Once the audience arrived, the kamishibai man would tell installments of several stories using a set of illustrated boards, which were inserted into a framed wooden box and withdrawn one by one, revealing a storyboarded story. Each installment ended with the dreaded "To be continued!" and were followed up with new installments the next time the kamishibai man rode into town. Usually the show was free, but the kamishibai man was really there to sell candies, which were sold at intermissions. (Some accounts of kamishibai say that only the kids who bought candy could sit and watch.)
Our story was about the Golden Bat, a famous character from the kamishibai of the 1930s. It was great! The kamishibai man did different voices and was really interactive, bringing the story to life.
The story itself was very super hero comic book, with a hero known as the Golden Bat fighting a mad scientist named Nazo who (naturally) wanted to rule the world.
The girl in peril.
Golden Bat to the rescue! Golden Bat was an odd hero, with a skull for a head and clothes straight out of a community theater production of Romeo and Juliet.

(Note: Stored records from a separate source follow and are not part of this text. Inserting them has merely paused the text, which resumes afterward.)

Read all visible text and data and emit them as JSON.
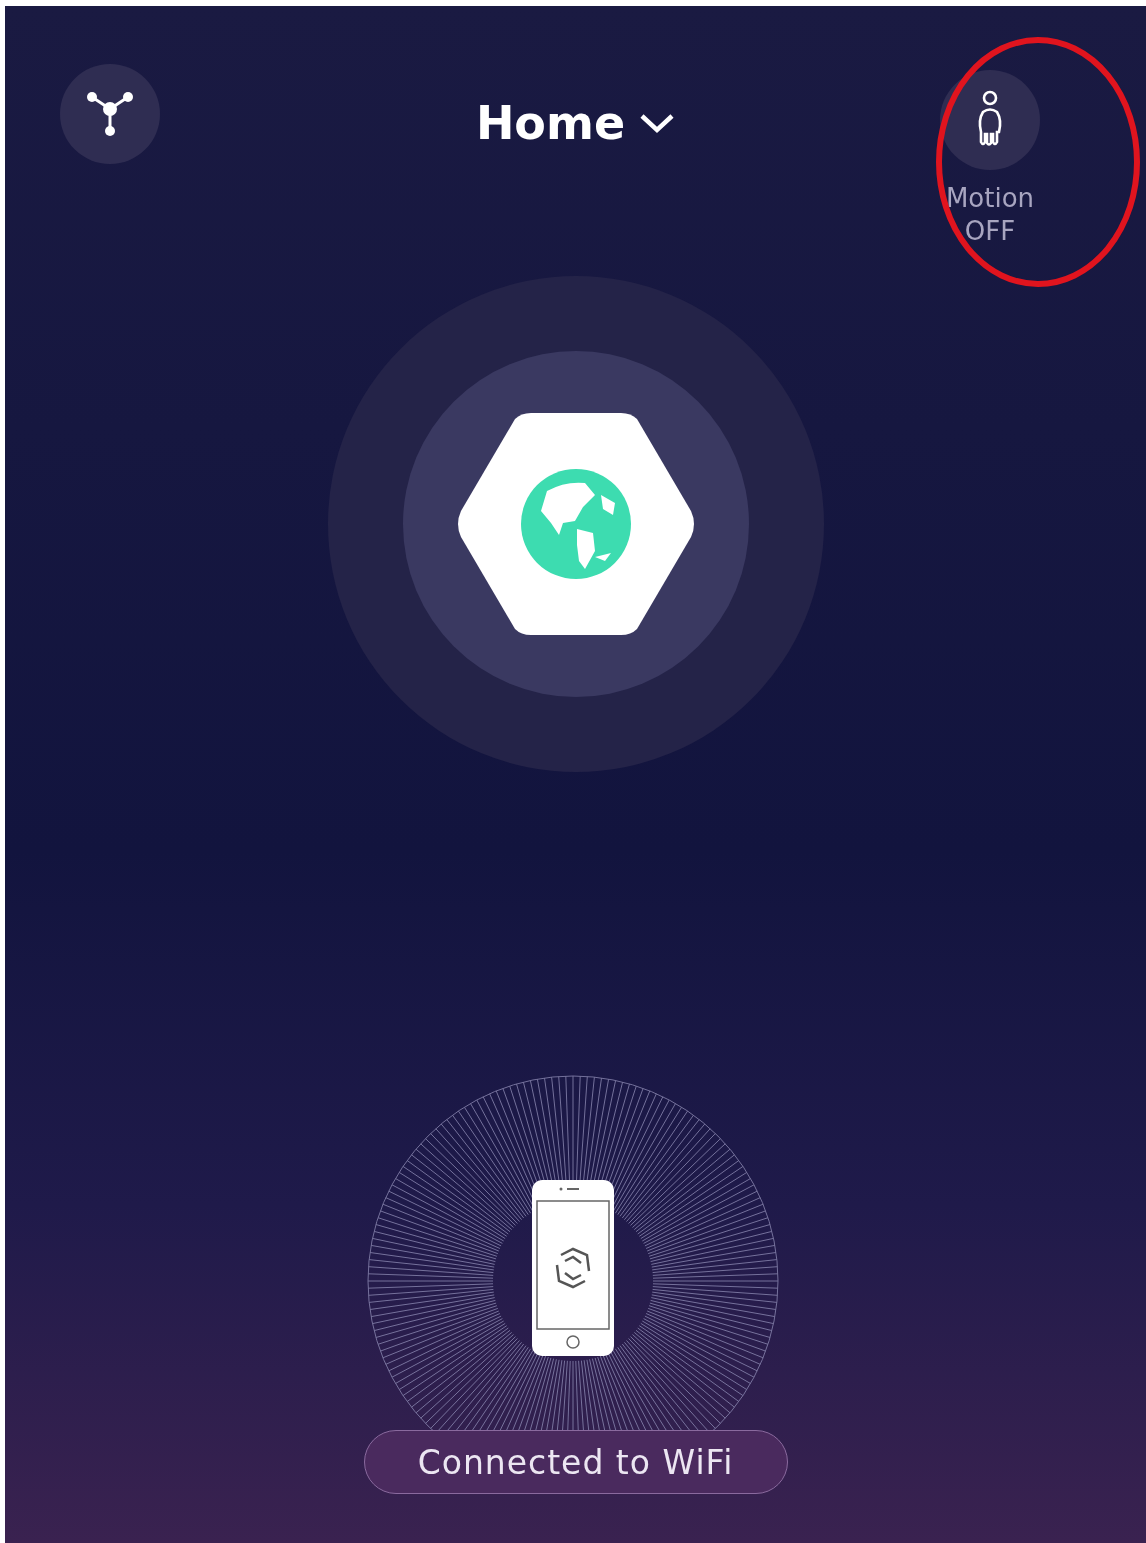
{
  "header": {
    "title": "Home",
    "motion": {
      "label": "Motion",
      "status": "OFF"
    }
  },
  "status": {
    "label": "Connected to WiFi"
  }
}
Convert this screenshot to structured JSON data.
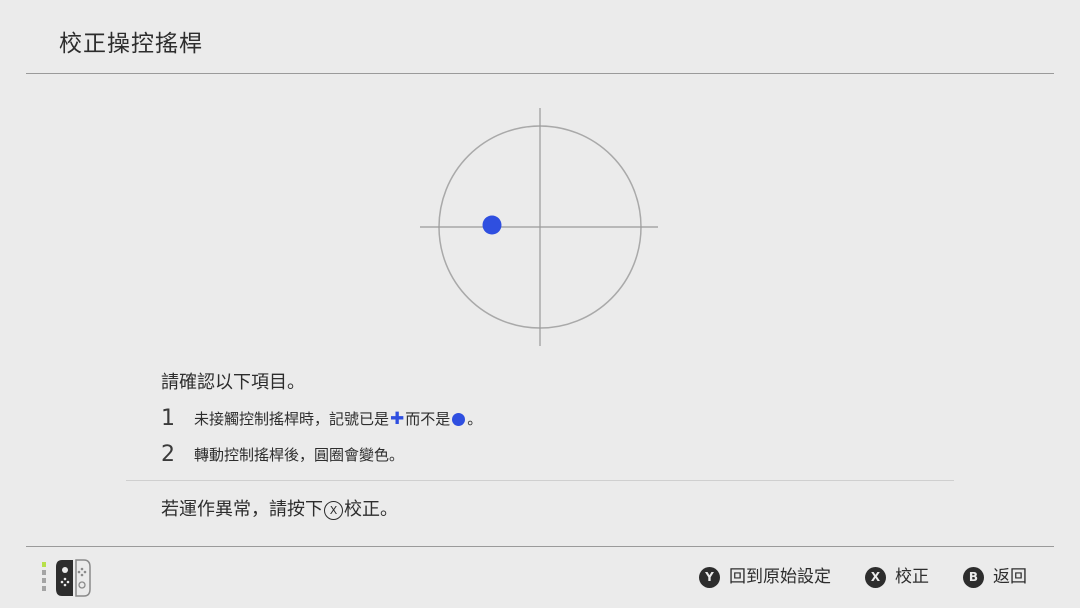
{
  "header": {
    "title": "校正操控搖桿"
  },
  "stick_readout": {
    "marker_color": "#2f4fe0"
  },
  "instructions": {
    "heading": "請確認以下項目。",
    "items": [
      {
        "number": "1",
        "text_before": "未接觸控制搖桿時，記號已是",
        "plus_glyph": "✚",
        "text_middle": "而不是",
        "text_after": "。"
      },
      {
        "number": "2",
        "text": "轉動控制搖桿後，圓圈會變色。"
      }
    ],
    "warning_before": "若運作異常，請按下",
    "warning_button": "X",
    "warning_after": "校正。"
  },
  "footer": {
    "actions": [
      {
        "button": "Y",
        "label": "回到原始設定"
      },
      {
        "button": "X",
        "label": "校正"
      },
      {
        "button": "B",
        "label": "返回"
      }
    ]
  }
}
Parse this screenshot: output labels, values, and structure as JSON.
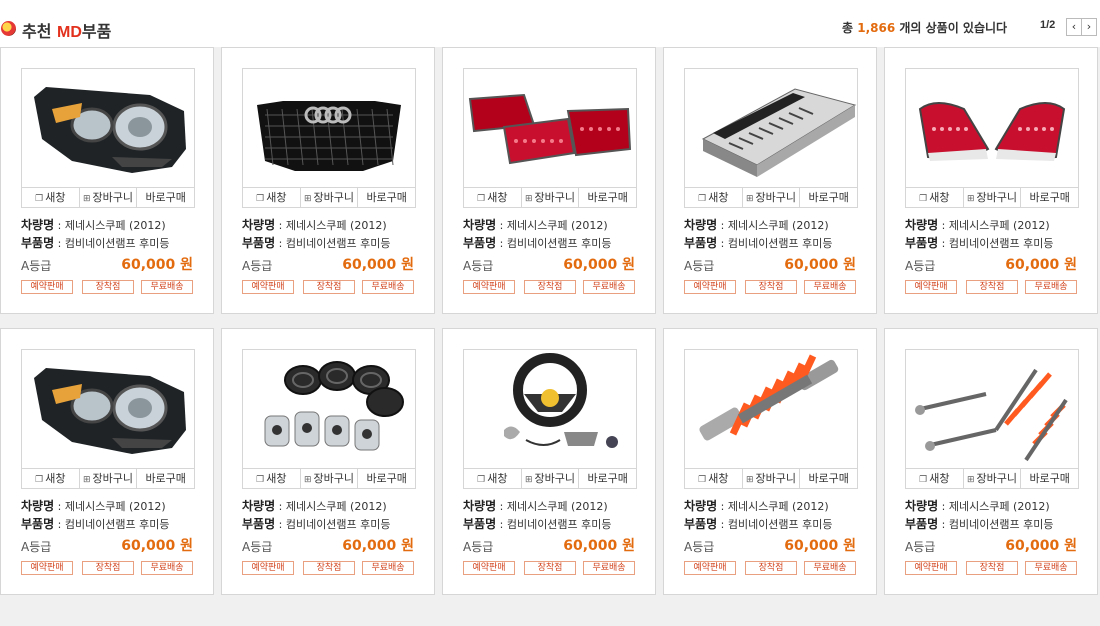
{
  "header": {
    "title_prefix": "추천 ",
    "title_accent": "MD",
    "title_suffix": "부품",
    "count_prefix": "총 ",
    "count_value": "1,866",
    "count_suffix": " 개의 상품이 있습니다",
    "pager_label": "1/2",
    "prev_label": "‹",
    "next_label": "›"
  },
  "labels": {
    "new_window": "새창",
    "cart": "장바구니",
    "buy_now": "바로구매",
    "vehicle": "차량명",
    "part": "부품명",
    "sep": " : ",
    "tag_reserve": "예약판매",
    "tag_install": "장착점",
    "tag_free": "무료배송"
  },
  "products": [
    {
      "image": "headlamp-icon",
      "vehicle": "제네시스쿠페 (2012)",
      "part": "컴비네이션램프 후미등",
      "grade": "A등급",
      "price": "60,000 원"
    },
    {
      "image": "grille-icon",
      "vehicle": "제네시스쿠페 (2012)",
      "part": "컴비네이션램프 후미등",
      "grade": "A등급",
      "price": "60,000 원"
    },
    {
      "image": "taillamp-set-icon",
      "vehicle": "제네시스쿠페 (2012)",
      "part": "컴비네이션램프 후미등",
      "grade": "A등급",
      "price": "60,000 원"
    },
    {
      "image": "amplifier-icon",
      "vehicle": "제네시스쿠페 (2012)",
      "part": "컴비네이션램프 후미등",
      "grade": "A등급",
      "price": "60,000 원"
    },
    {
      "image": "taillamp-pair-icon",
      "vehicle": "제네시스쿠페 (2012)",
      "part": "컴비네이션램프 후미등",
      "grade": "A등급",
      "price": "60,000 원"
    },
    {
      "image": "headlamp-icon",
      "vehicle": "제네시스쿠페 (2012)",
      "part": "컴비네이션램프 후미등",
      "grade": "A등급",
      "price": "60,000 원"
    },
    {
      "image": "tires-wheels-icon",
      "vehicle": "제네시스쿠페 (2012)",
      "part": "컴비네이션램프 후미등",
      "grade": "A등급",
      "price": "60,000 원"
    },
    {
      "image": "steering-wheel-icon",
      "vehicle": "제네시스쿠페 (2012)",
      "part": "컴비네이션램프 후미등",
      "grade": "A등급",
      "price": "60,000 원"
    },
    {
      "image": "coilover-icon",
      "vehicle": "제네시스쿠페 (2012)",
      "part": "컴비네이션램프 후미등",
      "grade": "A등급",
      "price": "60,000 원"
    },
    {
      "image": "coilover-set-icon",
      "vehicle": "제네시스쿠페 (2012)",
      "part": "컴비네이션램프 후미등",
      "grade": "A등급",
      "price": "60,000 원"
    }
  ]
}
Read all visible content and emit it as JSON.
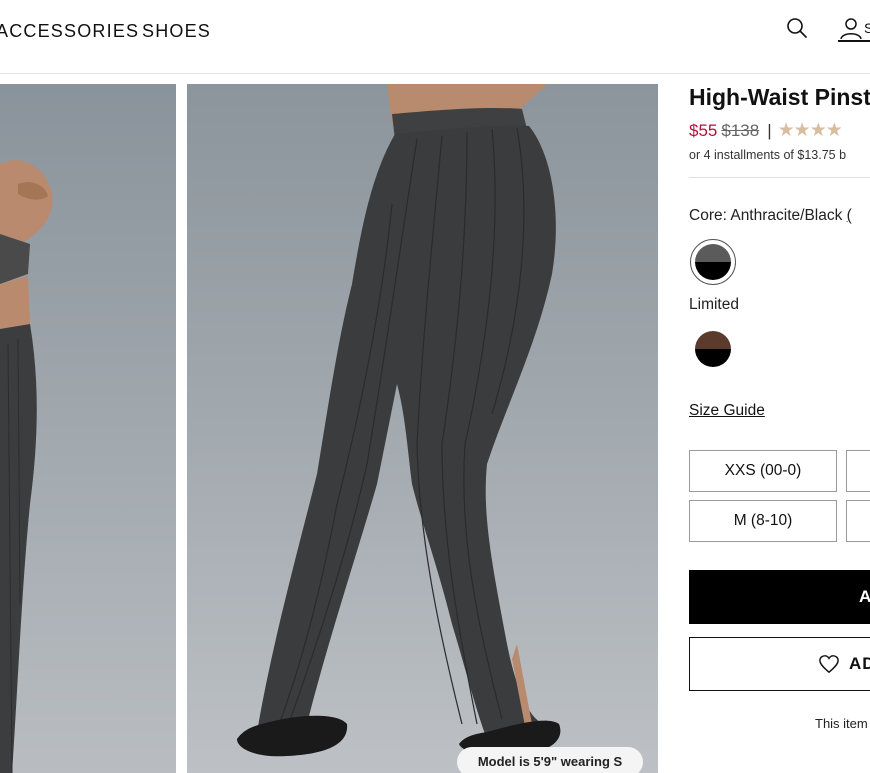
{
  "header": {
    "nav": [
      {
        "label": "ACCESSORIES"
      },
      {
        "label": "SHOES"
      }
    ],
    "search_icon": "search-icon",
    "account_icon": "user-icon",
    "account_label": "S"
  },
  "gallery": {
    "model_note": "Model is 5'9\" wearing S"
  },
  "product": {
    "title": "High-Waist Pinst",
    "sale_price": "$55",
    "original_price": "$138",
    "separator": "|",
    "rating_stars": "★★★★",
    "installments": "or 4 installments of $13.75 b",
    "color_label": "Core: Anthracite/Black",
    "color_link": "(",
    "swatches_core": [
      {
        "name": "Anthracite/Black",
        "top": "#5b5b5b",
        "bottom": "#000000"
      }
    ],
    "limited_label": "Limited",
    "swatches_limited": [
      {
        "name": "Espresso/Black",
        "top": "#5b3b2c",
        "bottom": "#000000"
      }
    ],
    "size_guide": "Size Guide",
    "sizes": [
      {
        "label": "XXS (00-0)"
      },
      {
        "label": "M (8-10)"
      },
      {
        "label": ""
      },
      {
        "label": ""
      }
    ],
    "add_to_bag": "A",
    "wishlist": "AD",
    "note": "This item"
  },
  "colors": {
    "sale": "#b3123c",
    "star": "#d6bfa0",
    "button_dark": "#000000"
  }
}
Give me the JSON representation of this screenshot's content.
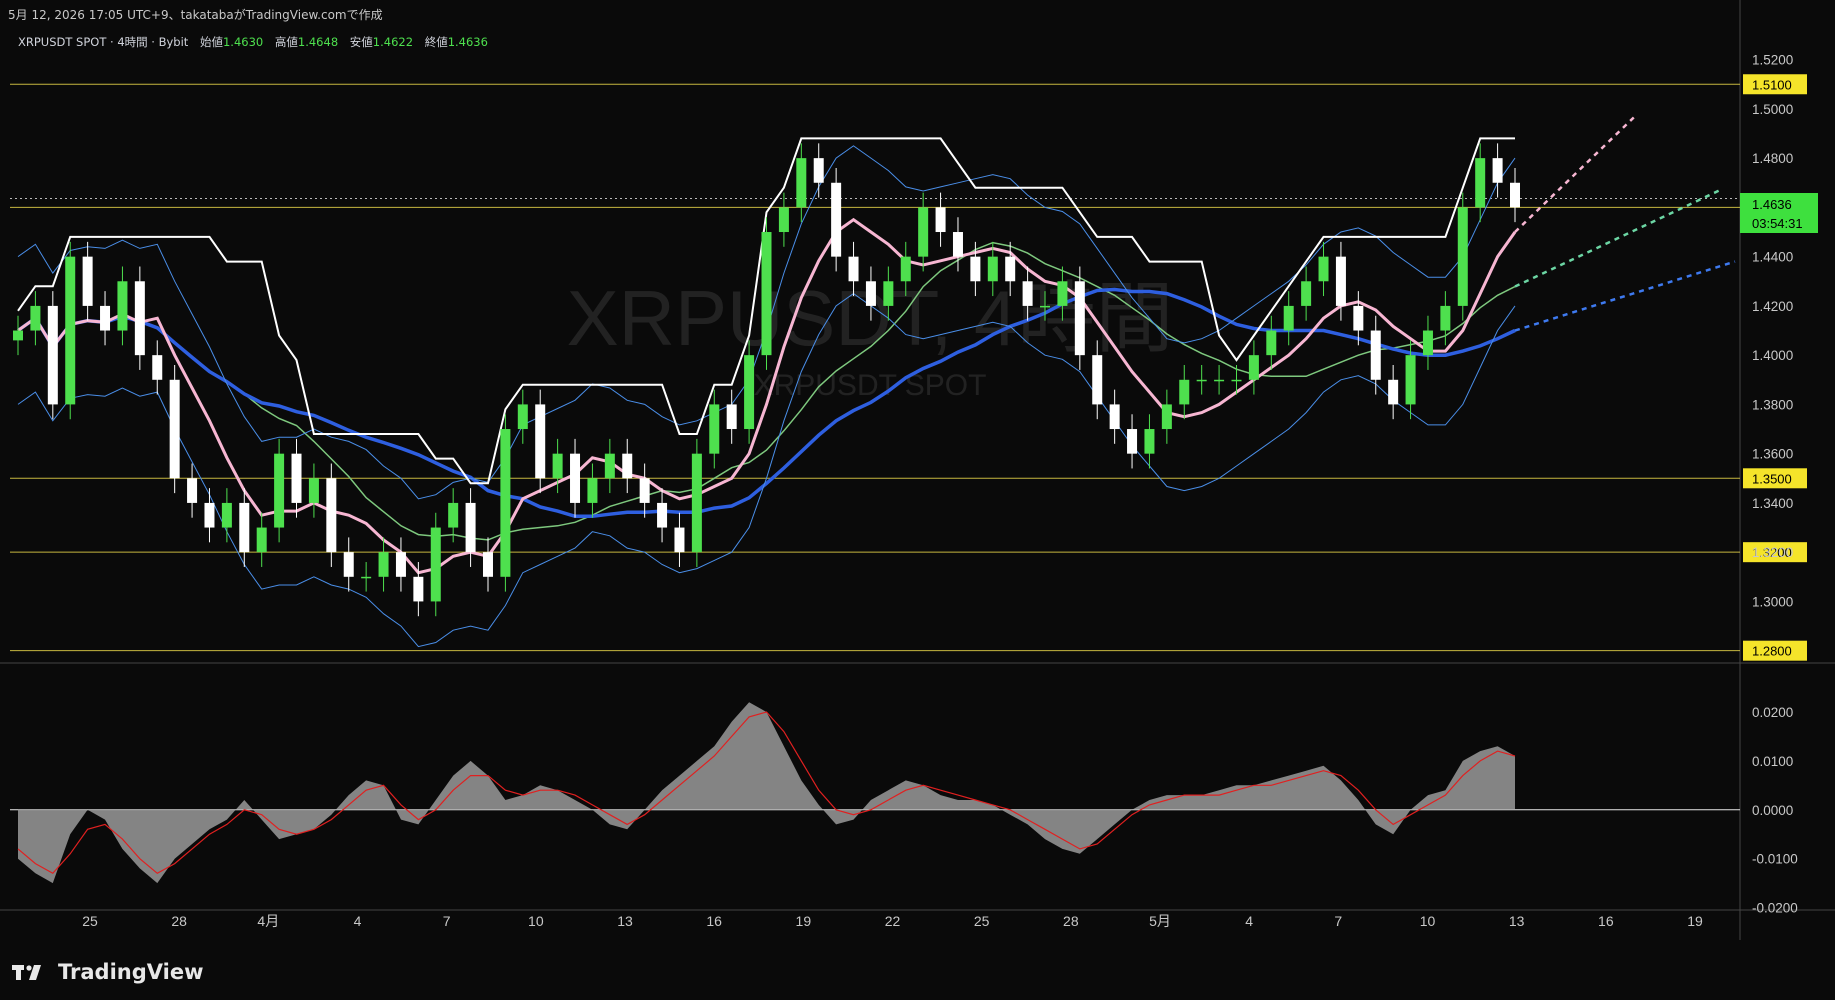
{
  "header": {
    "caption": "5月 12, 2026 17:05 UTC+9、takatabaがTradingView.comで作成"
  },
  "symbol_line": {
    "name": "XRPUSDT SPOT · 4時間 · Bybit",
    "open_label": "始値",
    "open": "1.4630",
    "high_label": "高値",
    "high": "1.4648",
    "low_label": "安値",
    "low": "1.4622",
    "close_label": "終値",
    "close": "1.4636"
  },
  "watermark": {
    "main": "XRPUSDT, 4時間",
    "sub": "XRPUSDT SPOT"
  },
  "price_badge": {
    "price": "1.4636",
    "countdown": "03:54:31"
  },
  "footer": {
    "brand": "TradingView"
  },
  "colors": {
    "background": "#0a0a0a",
    "up": "#4ee04e",
    "down": "#ffffff",
    "level": "#e8d64a",
    "ma_blue": "#2e5fe0",
    "ma_pink": "#f7b6d2",
    "ma_green": "#7ec87e",
    "ichimoku_band": "#ffffff",
    "bollinger": "#4a8ee8",
    "osc_fill": "#9a9a9a",
    "osc_signal": "#e02020"
  },
  "chart_data": [
    {
      "type": "line",
      "title": "XRPUSDT SPOT · 4時間 · Bybit",
      "x_ticks": [
        "25",
        "28",
        "4月",
        "4",
        "7",
        "10",
        "13",
        "16",
        "19",
        "22",
        "25",
        "28",
        "5月",
        "4",
        "7",
        "10",
        "13",
        "16",
        "19"
      ],
      "ylim": [
        1.275,
        1.53
      ],
      "y_ticks": [
        "1.5200",
        "1.5000",
        "1.4800",
        "1.4600",
        "1.4400",
        "1.4200",
        "1.4000",
        "1.3800",
        "1.3600",
        "1.3400",
        "1.3200",
        "1.3000"
      ],
      "levels": [
        "1.5100",
        "1.4600",
        "1.3500",
        "1.3200",
        "1.2800"
      ],
      "last_price": 1.4636,
      "series": [
        {
          "name": "",
          "values": [
            1.41,
            1.42,
            1.38,
            1.44,
            1.42,
            1.41,
            1.43,
            1.4,
            1.39,
            1.35,
            1.34,
            1.33,
            1.34,
            1.32,
            1.33,
            1.36,
            1.34,
            1.35,
            1.32,
            1.31,
            1.31,
            1.32,
            1.31,
            1.3,
            1.33,
            1.34,
            1.32,
            1.31,
            1.37,
            1.38,
            1.35,
            1.36,
            1.34,
            1.35,
            1.36,
            1.35,
            1.34,
            1.33,
            1.32,
            1.36,
            1.38,
            1.37,
            1.4,
            1.45,
            1.46,
            1.48,
            1.47,
            1.44,
            1.43,
            1.42,
            1.43,
            1.44,
            1.46,
            1.45,
            1.44,
            1.43,
            1.44,
            1.43,
            1.42,
            1.42,
            1.43,
            1.4,
            1.38,
            1.37,
            1.36,
            1.37,
            1.38,
            1.39,
            1.39,
            1.39,
            1.39,
            1.4,
            1.41,
            1.42,
            1.43,
            1.44,
            1.42,
            1.41,
            1.39,
            1.38,
            1.4,
            1.41,
            1.42,
            1.46,
            1.48,
            1.47,
            1.46
          ]
        }
      ]
    },
    {
      "type": "area",
      "title": "",
      "ylim": [
        -0.0205,
        0.0245
      ],
      "y_ticks": [
        "0.0200",
        "0.0100",
        "0.0000",
        "-0.0100",
        "-0.0200"
      ],
      "series": [
        {
          "name": "",
          "values": [
            -0.01,
            -0.013,
            -0.015,
            -0.005,
            0.0,
            -0.002,
            -0.008,
            -0.012,
            -0.015,
            -0.01,
            -0.007,
            -0.004,
            -0.002,
            0.002,
            -0.002,
            -0.006,
            -0.005,
            -0.004,
            -0.001,
            0.003,
            0.006,
            0.005,
            -0.002,
            -0.003,
            0.002,
            0.007,
            0.01,
            0.007,
            0.002,
            0.003,
            0.005,
            0.004,
            0.002,
            0.0,
            -0.003,
            -0.004,
            0.0,
            0.004,
            0.007,
            0.01,
            0.013,
            0.018,
            0.022,
            0.02,
            0.013,
            0.006,
            0.001,
            -0.003,
            -0.002,
            0.002,
            0.004,
            0.006,
            0.005,
            0.003,
            0.002,
            0.002,
            0.001,
            -0.001,
            -0.003,
            -0.006,
            -0.008,
            -0.009,
            -0.006,
            -0.003,
            0.0,
            0.002,
            0.003,
            0.003,
            0.003,
            0.004,
            0.005,
            0.005,
            0.006,
            0.007,
            0.008,
            0.009,
            0.006,
            0.002,
            -0.003,
            -0.005,
            0.0,
            0.003,
            0.004,
            0.01,
            0.012,
            0.013,
            0.011
          ]
        },
        {
          "name": "",
          "values": [
            -0.008,
            -0.011,
            -0.013,
            -0.009,
            -0.004,
            -0.003,
            -0.006,
            -0.01,
            -0.013,
            -0.011,
            -0.008,
            -0.005,
            -0.003,
            0.0,
            -0.001,
            -0.004,
            -0.005,
            -0.004,
            -0.002,
            0.001,
            0.004,
            0.005,
            0.001,
            -0.002,
            0.0,
            0.004,
            0.007,
            0.007,
            0.004,
            0.003,
            0.004,
            0.004,
            0.003,
            0.001,
            -0.001,
            -0.003,
            -0.001,
            0.002,
            0.005,
            0.008,
            0.011,
            0.015,
            0.019,
            0.02,
            0.016,
            0.01,
            0.004,
            0.0,
            -0.001,
            0.0,
            0.002,
            0.004,
            0.005,
            0.004,
            0.003,
            0.002,
            0.001,
            0.0,
            -0.002,
            -0.004,
            -0.006,
            -0.008,
            -0.007,
            -0.004,
            -0.001,
            0.001,
            0.002,
            0.003,
            0.003,
            0.003,
            0.004,
            0.005,
            0.005,
            0.006,
            0.007,
            0.008,
            0.007,
            0.004,
            0.0,
            -0.003,
            -0.001,
            0.001,
            0.003,
            0.007,
            0.01,
            0.012,
            0.011
          ]
        }
      ]
    }
  ]
}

According to our kamishibai man, who belongs to a Japanese society dedicated to preserving the art, legacy, and tradition of the kamishibai, Golden Bat's head was later changed to that of a Buddha-like face following World War II, by special order of the United States occupying army authority. They thought the skull was a little too morbid, post-war.
Almost all my pictures of the kamishibai man came out blurry. He was always moving!
After the show, he sold traditional Japanese treats, so we sent Jo up with a couple hundred yen. (About $2 USD.)
The treat the kamishibai man made up for her was a kind of waxy wafer thing on a stick, with sauce used to draw a cute face:
We had already learned to be wary of anything offered to us in Japan as a "treat," as it was usually so unpalatable that neither Jo nor Wendi could eat it. A hint: brown does not mean chocolate. Ever. In this case, Wendi thinks it was soy sauce. She knows because she ate the thing after Jo took one bite and gagged. (And for the record, Wendi gagged too, but we didn't want to be rude and just throw the thing away.)
Around the room they had more placards from other kamishibai shows. I have no idea what they were about.
And before any of you writer types out there start thinking, "Wow! I think I see a great story in all this kamishibai business!" you can stop right there, buster. I'm claiming this right now. I debated not even putting these pics on the blog, because I didn't want to give away my good idea! So just back away from that notebook there. That's right. Keep moving. Nothing to see here.
(In the interest of fairness, I should point out that Allen Say has already written a very good picture book about kamishibai called Kamishibai Man.)
When we were done with the exhibition halls, it was back to the Great Wall of Manga to do a little reading. That's me with Mobile Suit Gundam, Jo with One Piece, and Wendi with Detective Conan. Our time at the International Manga Museum was too short, alas--we had tickets to a geisha performance back in Pontocho, which I'll blog about next!